Belgium’s capital is a highly cosmopolitan city that is full of expat workers, many from the UK. Although not one of Europe’s most beautiful or well-kept cities, it nonetheless boasts many interesting buildings, museums and palaces. However, it is one of the best places in Europe for eating out, with a huge abundance and variety of restaurants; bars and clubs are also plentiful. But one of the best things about Brussels is its location: not too far from London, Amsterdam, Paris, Cologne, Luxembourg – even the Alps.
The city is mainly francophone, although Flemish is also widely spoken. A familiarity with the local languages always helps, but many of the large corporations in Brussels now acknowledge English as the premier language, especially for documentation. Even if your French is rusty-schoolboy like mine, the locals are generally very receptive and friendly towards foreign workers and they are easy to integrate with.
Accommodation is varied but there are loads of relocation and estate agents who can assist you with finding property. Avoid the notorious areas of Schaerbeek or Molenbeek on the northern side of the city, especially if you are intending to bring a car and leave it parked on the street. Those in the know tend to stay around the Ixelles and St Gilles areas near Avenue Louise, or right in the centre of the city. Expect to pay upwards of €1,500 a month for a good apartment with secure parking facilities. If a house and garden is more your scene the Waterloo area might be worth a look, where you can expect to pay a similar amount for a large detached house with gardens. Be warned, though: as with all the major cities, commuting can be a problem. Parking can prove an issue during the day, but is not too bad later on in the evening. Belgian driving is renowned for being very erratic and takes a while to get used to, so be very careful! The metro and tram systems are generally acceptable for getting about.

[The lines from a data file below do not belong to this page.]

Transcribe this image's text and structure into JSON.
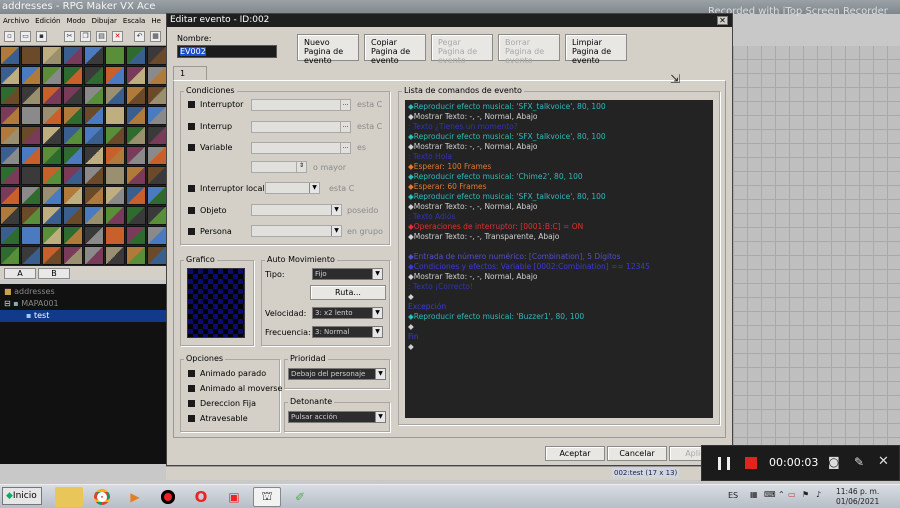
{
  "app": {
    "title": "addresses - RPG Maker VX Ace",
    "menu": [
      "Archivo",
      "Edición",
      "Modo",
      "Dibujar",
      "Escala",
      "He"
    ],
    "tab_a": "A",
    "tab_b": "B",
    "tree": [
      "addresses",
      "MAPA001",
      "test"
    ],
    "status": "002:test (17 x 13)",
    "watermark": "Recorded with iTop Screen Recorder"
  },
  "dialog": {
    "title": "Editar evento - ID:002",
    "close": "✕",
    "name_label": "Nombre:",
    "name_value": "EV002",
    "buttons": {
      "new": [
        "Nuevo",
        "Pagina de",
        "evento"
      ],
      "copy": [
        "Copiar",
        "Pagina de",
        "evento"
      ],
      "paste": [
        "Pegar",
        "Pagina de",
        "evento"
      ],
      "delete": [
        "Borrar",
        "Pagina de",
        "evento"
      ],
      "clear": [
        "Limpiar",
        "Pagina de",
        "evento"
      ]
    },
    "page_tab": "1",
    "conditions": {
      "title": "Condiciones",
      "switch1": "Interruptor",
      "switch1_suffix": "esta C",
      "switch2": "Interrup",
      "switch2_suffix": "esta C",
      "variable": "Variable",
      "variable_suffix": "es",
      "variable_more": "o mayor",
      "self_switch": "Interruptor local",
      "self_switch_suffix": "esta C",
      "item": "Objeto",
      "item_suffix": "poseido",
      "actor": "Persona",
      "actor_suffix": "en grupo"
    },
    "graphic_title": "Grafico",
    "automove": {
      "title": "Auto Movimiento",
      "type_label": "Tipo:",
      "type_value": "Fijo",
      "route_btn": "Ruta...",
      "speed_label": "Velocidad:",
      "speed_value": "3: x2 lento",
      "freq_label": "Frecuencia:",
      "freq_value": "3: Normal"
    },
    "options": {
      "title": "Opciones",
      "walk": "Animado parado",
      "step": "Animado al moverse",
      "dirfix": "Dereccion Fija",
      "through": "Atravesable"
    },
    "priority": {
      "title": "Prioridad",
      "value": "Debajo del personaje"
    },
    "trigger": {
      "title": "Detonante",
      "value": "Pulsar acción"
    },
    "list_title": "Lista de comandos de evento",
    "commands": [
      {
        "text": "◆Reproducir efecto musical: 'SFX_talkvoice', 80, 100",
        "color": "#32b8b8"
      },
      {
        "text": "◆Mostrar Texto: -, -, Normal, Abajo",
        "color": "#d0d0d0"
      },
      {
        "text": ": Texto ¿Tienes un momento?",
        "color": "#3232b8"
      },
      {
        "text": "◆Reproducir efecto musical: 'SFX_talkvoice', 80, 100",
        "color": "#32b8b8"
      },
      {
        "text": "◆Mostrar Texto: -, -, Normal, Abajo",
        "color": "#d0d0d0"
      },
      {
        "text": ": Texto Hola",
        "color": "#3232b8"
      },
      {
        "text": "◆Esperar: 100 Frames",
        "color": "#e07a30"
      },
      {
        "text": "◆Reproducir efecto musical: 'Chime2', 80, 100",
        "color": "#32b8b8"
      },
      {
        "text": "◆Esperar: 60 Frames",
        "color": "#e07a30"
      },
      {
        "text": "◆Reproducir efecto musical: 'SFX_talkvoice', 80, 100",
        "color": "#32b8b8"
      },
      {
        "text": "◆Mostrar Texto: -, -, Normal, Abajo",
        "color": "#d0d0d0"
      },
      {
        "text": ": Texto Adiós",
        "color": "#3232b8"
      },
      {
        "text": "◆Operaciones de interruptor: [0001:B:C] = ON",
        "color": "#e03030"
      },
      {
        "text": "◆Mostrar Texto: -, -, Transparente, Abajo",
        "color": "#d0d0d0"
      },
      {
        "text": "",
        "color": "#d0d0d0"
      },
      {
        "text": "◆Entrada de número numérico: [Combination], 5 Dígitos",
        "color": "#5050c8"
      },
      {
        "text": "◆Condiciones y efectos: Variable [0002:Combination] == 12345",
        "color": "#3a3ad8"
      },
      {
        "text": "◆Mostrar Texto: -, -, Normal, Abajo",
        "color": "#d0d0d0"
      },
      {
        "text": ": Texto ¡Correcto!",
        "color": "#3232b8"
      },
      {
        "text": "◆",
        "color": "#d0d0d0"
      },
      {
        "text": "Excepción",
        "color": "#3a3ad8"
      },
      {
        "text": "◆Reproducir efecto musical: 'Buzzer1', 80, 100",
        "color": "#32b8b8"
      },
      {
        "text": "◆",
        "color": "#d0d0d0"
      },
      {
        "text": "Fin",
        "color": "#3a3ad8"
      },
      {
        "text": "◆",
        "color": "#d0d0d0"
      }
    ],
    "ok": "Aceptar",
    "cancel": "Cancelar",
    "apply": "Aplicar"
  },
  "recorder": {
    "time": "00:00:03"
  },
  "taskbar": {
    "start": "Inicio",
    "lang": "ES",
    "time": "11:46 p. m.",
    "date": "01/06/2021"
  }
}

Thursday is the big night out in Brussels. Many contractors tend to leave the city over the weekends, so they party on Thursdays. The Wild Geese pub-restaurant in the European Parliament area is a great establishment, but turn up early as it gets super busy. For those who want a good British pint after work, try Sean O’Casey’s pub or The Bank located around Avenue Louise. The Hairy Canary and O’Reilly’s can also be personally recommended. These pubs are great for meeting like-minded people and you’ll find fellow expats on just about every day of the week.
On top of all this, Brussels has well-stocked shopping centres, large parks, plenty of culture and an English Bookshop (Waterstones) that is as good as any in the world.

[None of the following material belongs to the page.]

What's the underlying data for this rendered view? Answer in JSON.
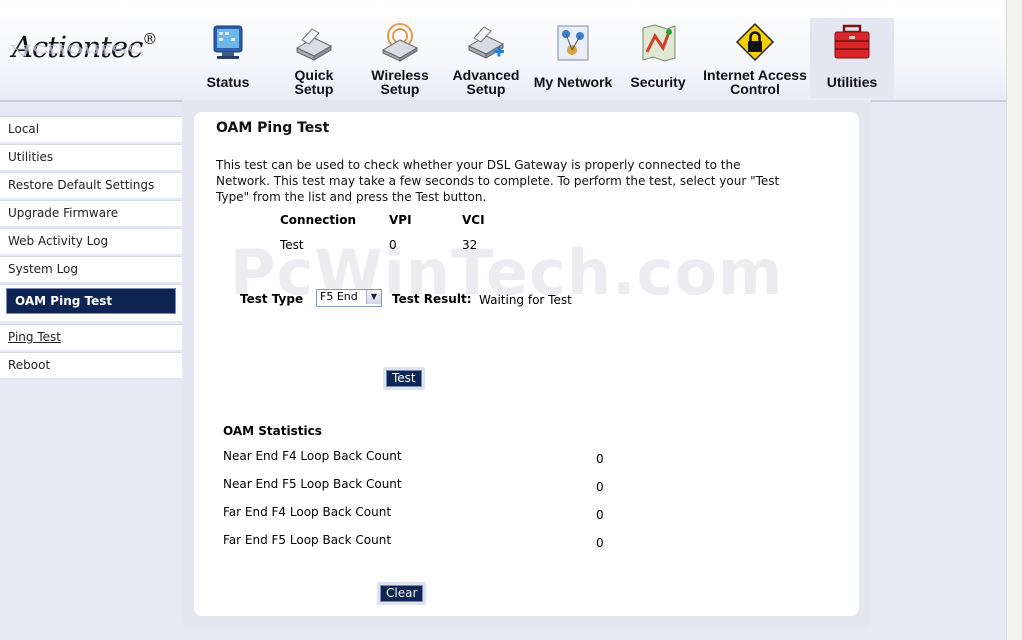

Ned’s Tip: check out this post for loads more interesting stuff to do in Belgium